-- Excerpted records follows --
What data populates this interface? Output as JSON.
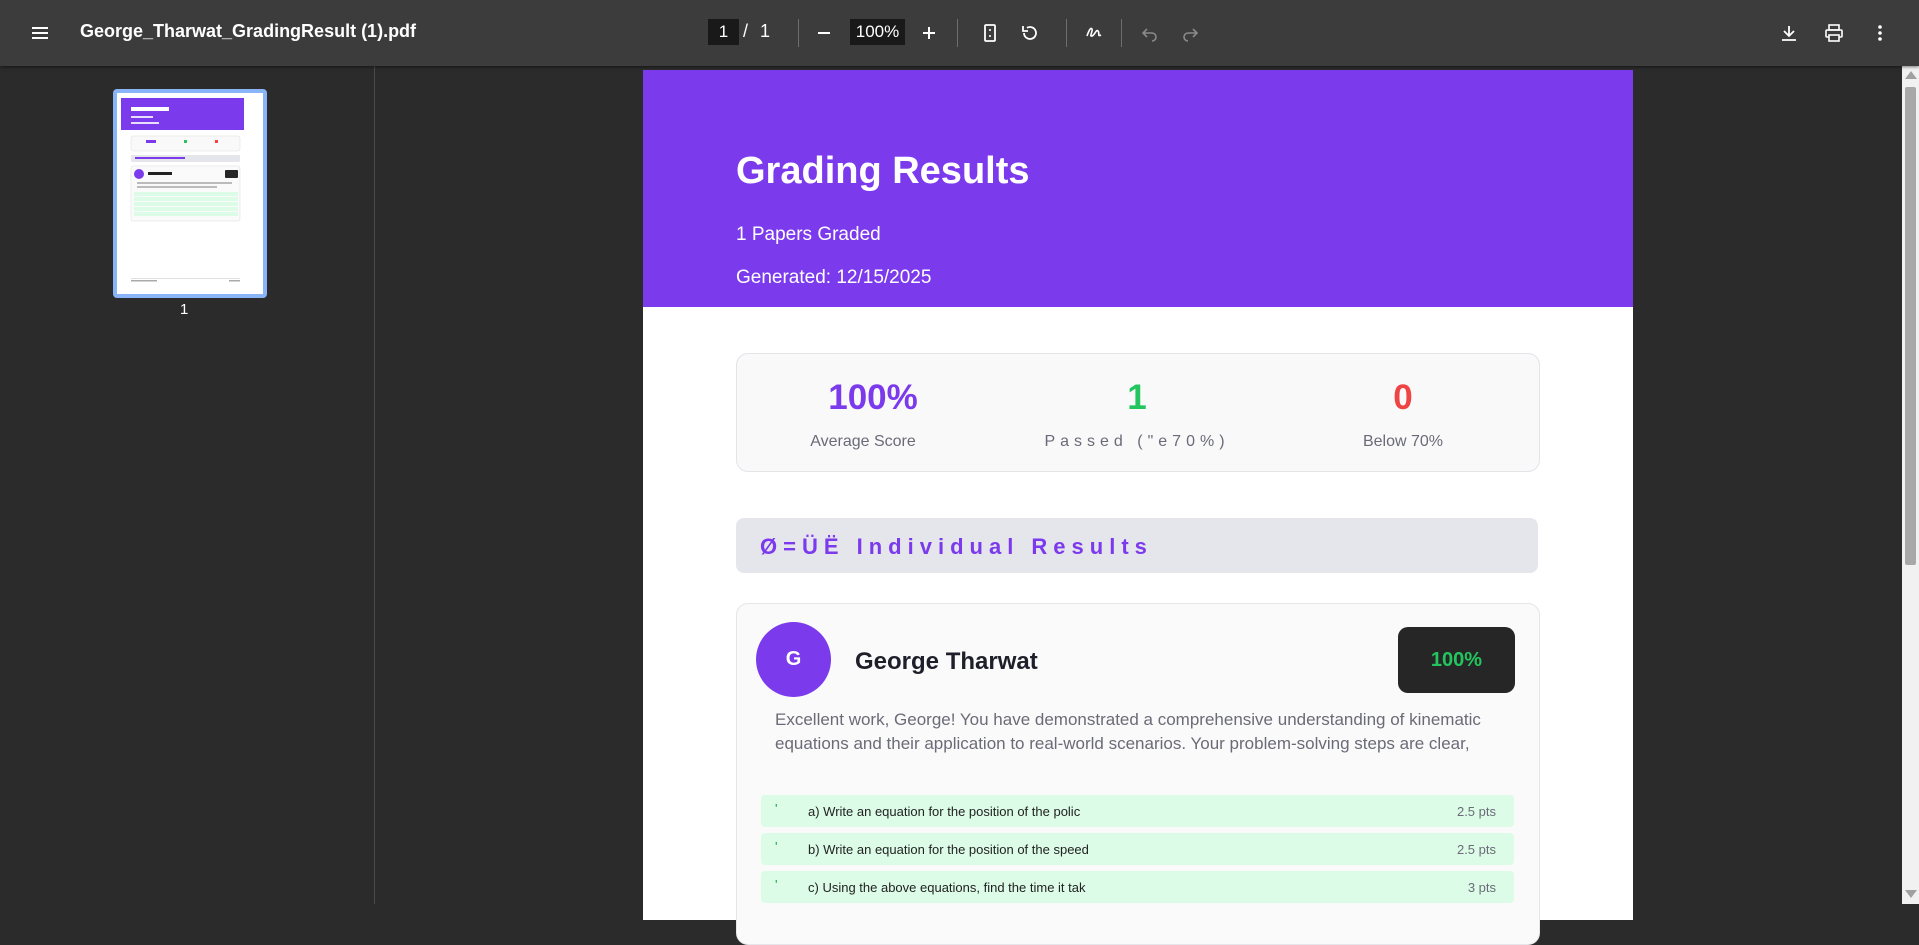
{
  "toolbar": {
    "title": "George_Tharwat_GradingResult (1).pdf",
    "page_current": "1",
    "page_separator": "/",
    "page_total": "1",
    "zoom": "100%"
  },
  "thumbnail": {
    "page_number": "1"
  },
  "document": {
    "header": {
      "title": "Grading Results",
      "papers_graded": "1 Papers Graded",
      "generated": "Generated: 12/15/2025"
    },
    "stats": [
      {
        "value": "100%",
        "label": "Average Score",
        "color": "#7c3aed"
      },
      {
        "value": "1",
        "label": "Passed (\"e70%)",
        "color": "#22c55e"
      },
      {
        "value": "0",
        "label": "Below 70%",
        "color": "#ef4444"
      }
    ],
    "section_title": "Ø=ÜË Individual Results",
    "student": {
      "initial": "G",
      "name": "George Tharwat",
      "score": "100%",
      "feedback": "Excellent work, George! You have demonstrated a comprehensive understanding of kinematic equations and their application to real-world scenarios. Your problem-solving steps are clear,",
      "questions": [
        {
          "mark": "'",
          "text": "a) Write an equation for the position of the polic",
          "points": "2.5 pts"
        },
        {
          "mark": "'",
          "text": "b) Write an equation for the position of the speed",
          "points": "2.5 pts"
        },
        {
          "mark": "'",
          "text": "c) Using the above equations, find the time it tak",
          "points": "3 pts"
        }
      ]
    }
  },
  "colors": {
    "accent": "#7c3aed",
    "toolbar": "#3c3c3c",
    "viewer_bg": "#2b2b2b",
    "pass": "#22c55e",
    "fail": "#ef4444"
  },
  "icons": [
    "menu-icon",
    "zoom-out-icon",
    "zoom-in-icon",
    "fit-page-icon",
    "rotate-icon",
    "annotate-icon",
    "undo-icon",
    "redo-icon",
    "download-icon",
    "print-icon",
    "more-icon"
  ]
}
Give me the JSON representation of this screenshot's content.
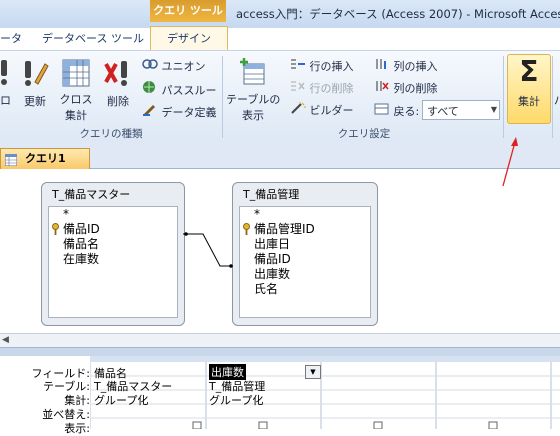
{
  "window": {
    "context_group": "クエリ ツール",
    "title": "access入門：データベース (Access 2007) - Microsoft Acces"
  },
  "tabs": {
    "left_partial": "ータ",
    "database_tools": "データベース ツール",
    "design": "デザイン"
  },
  "ribbon": {
    "query_type": {
      "label": "クエリの種類",
      "partial_button": "ロ",
      "update": "更新",
      "crosstab_line1": "クロス",
      "crosstab_line2": "集計",
      "delete": "削除",
      "union": "ユニオン",
      "passthrough": "パススルー",
      "data_definition": "データ定義"
    },
    "query_setup": {
      "label": "クエリ設定",
      "show_table_line1": "テーブルの",
      "show_table_line2": "表示",
      "insert_rows": "行の挿入",
      "delete_rows": "行の削除",
      "builder": "ビルダー",
      "insert_columns": "列の挿入",
      "delete_columns": "列の削除",
      "return_label": "戻る:",
      "return_value": "すべて"
    },
    "totals": {
      "label": "集計",
      "symbol": "Σ"
    },
    "partial_next": "パ"
  },
  "doc_tab": {
    "label": "クエリ1"
  },
  "tables": [
    {
      "name": "T_備品マスター",
      "star": "*",
      "fields": [
        "備品ID",
        "備品名",
        "在庫数"
      ]
    },
    {
      "name": "T_備品管理",
      "star": "*",
      "fields": [
        "備品管理ID",
        "出庫日",
        "備品ID",
        "出庫数",
        "氏名"
      ]
    }
  ],
  "grid": {
    "row_labels": [
      "フィールド:",
      "テーブル:",
      "集計:",
      "並べ替え:",
      "表示:"
    ],
    "columns": [
      {
        "field": "備品名",
        "table": "T_備品マスター",
        "total": "グループ化"
      },
      {
        "field": "出庫数",
        "table": "T_備品管理",
        "total": "グループ化"
      }
    ]
  },
  "colors": {
    "accent_orange": "#f0b640",
    "annotation_arrow": "#e02020",
    "ribbon_blue": "#dde8f5"
  }
}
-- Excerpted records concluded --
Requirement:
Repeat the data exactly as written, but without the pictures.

Answer to this problem:
What data populates this interface? Output as JSON.
{
  "toolbar": {
    "title": "George_Tharwat_GradingResult (1).pdf",
    "page_current": "1",
    "page_separator": "/",
    "page_total": "1",
    "zoom": "100%"
  },
  "thumbnail": {
    "page_number": "1"
  },
  "document": {
    "header": {
      "title": "Grading Results",
      "papers_graded": "1 Papers Graded",
      "generated": "Generated: 12/15/2025"
    },
    "stats": [
      {
        "value": "100%",
        "label": "Average Score",
        "color": "#7c3aed"
      },
      {
        "value": "1",
        "label": "Passed (\"e70%)",
        "color": "#22c55e"
      },
      {
        "value": "0",
        "label": "Below 70%",
        "color": "#ef4444"
      }
    ],
    "section_title": "Ø=ÜË Individual Results",
    "student": {
      "initial": "G",
      "name": "George Tharwat",
      "score": "100%",
      "feedback": "Excellent work, George! You have demonstrated a comprehensive understanding of kinematic equations and their application to real-world scenarios. Your problem-solving steps are clear,",
      "questions": [
        {
          "mark": "'",
          "text": "a) Write an equation for the position of the polic",
          "points": "2.5 pts"
        },
        {
          "mark": "'",
          "text": "b) Write an equation for the position of the speed",
          "points": "2.5 pts"
        },
        {
          "mark": "'",
          "text": "c) Using the above equations, find the time it tak",
          "points": "3 pts"
        }
      ]
    }
  },
  "colors": {
    "accent": "#7c3aed",
    "toolbar": "#3c3c3c",
    "viewer_bg": "#2b2b2b",
    "pass": "#22c55e",
    "fail": "#ef4444"
  },
  "icons": [
    "menu-icon",
    "zoom-out-icon",
    "zoom-in-icon",
    "fit-page-icon",
    "rotate-icon",
    "annotate-icon",
    "undo-icon",
    "redo-icon",
    "download-icon",
    "print-icon",
    "more-icon"
  ]
}
Give me the JSON representation of this screenshot's content.
{
  "window": {
    "context_group": "クエリ ツール",
    "title": "access入門：データベース (Access 2007) - Microsoft Acces"
  },
  "tabs": {
    "left_partial": "ータ",
    "database_tools": "データベース ツール",
    "design": "デザイン"
  },
  "ribbon": {
    "query_type": {
      "label": "クエリの種類",
      "partial_button": "ロ",
      "update": "更新",
      "crosstab_line1": "クロス",
      "crosstab_line2": "集計",
      "delete": "削除",
      "union": "ユニオン",
      "passthrough": "パススルー",
      "data_definition": "データ定義"
    },
    "query_setup": {
      "label": "クエリ設定",
      "show_table_line1": "テーブルの",
      "show_table_line2": "表示",
      "insert_rows": "行の挿入",
      "delete_rows": "行の削除",
      "builder": "ビルダー",
      "insert_columns": "列の挿入",
      "delete_columns": "列の削除",
      "return_label": "戻る:",
      "return_value": "すべて"
    },
    "totals": {
      "label": "集計",
      "symbol": "Σ"
    },
    "partial_next": "パ"
  },
  "doc_tab": {
    "label": "クエリ1"
  },
  "tables": [
    {
      "name": "T_備品マスター",
      "star": "*",
      "fields": [
        "備品ID",
        "備品名",
        "在庫数"
      ]
    },
    {
      "name": "T_備品管理",
      "star": "*",
      "fields": [
        "備品管理ID",
        "出庫日",
        "備品ID",
        "出庫数",
        "氏名"
      ]
    }
  ],
  "grid": {
    "row_labels": [
      "フィールド:",
      "テーブル:",
      "集計:",
      "並べ替え:",
      "表示:"
    ],
    "columns": [
      {
        "field": "備品名",
        "table": "T_備品マスター",
        "total": "グループ化"
      },
      {
        "field": "出庫数",
        "table": "T_備品管理",
        "total": "グループ化"
      }
    ]
  },
  "colors": {
    "accent_orange": "#f0b640",
    "annotation_arrow": "#e02020",
    "ribbon_blue": "#dde8f5"
  }
}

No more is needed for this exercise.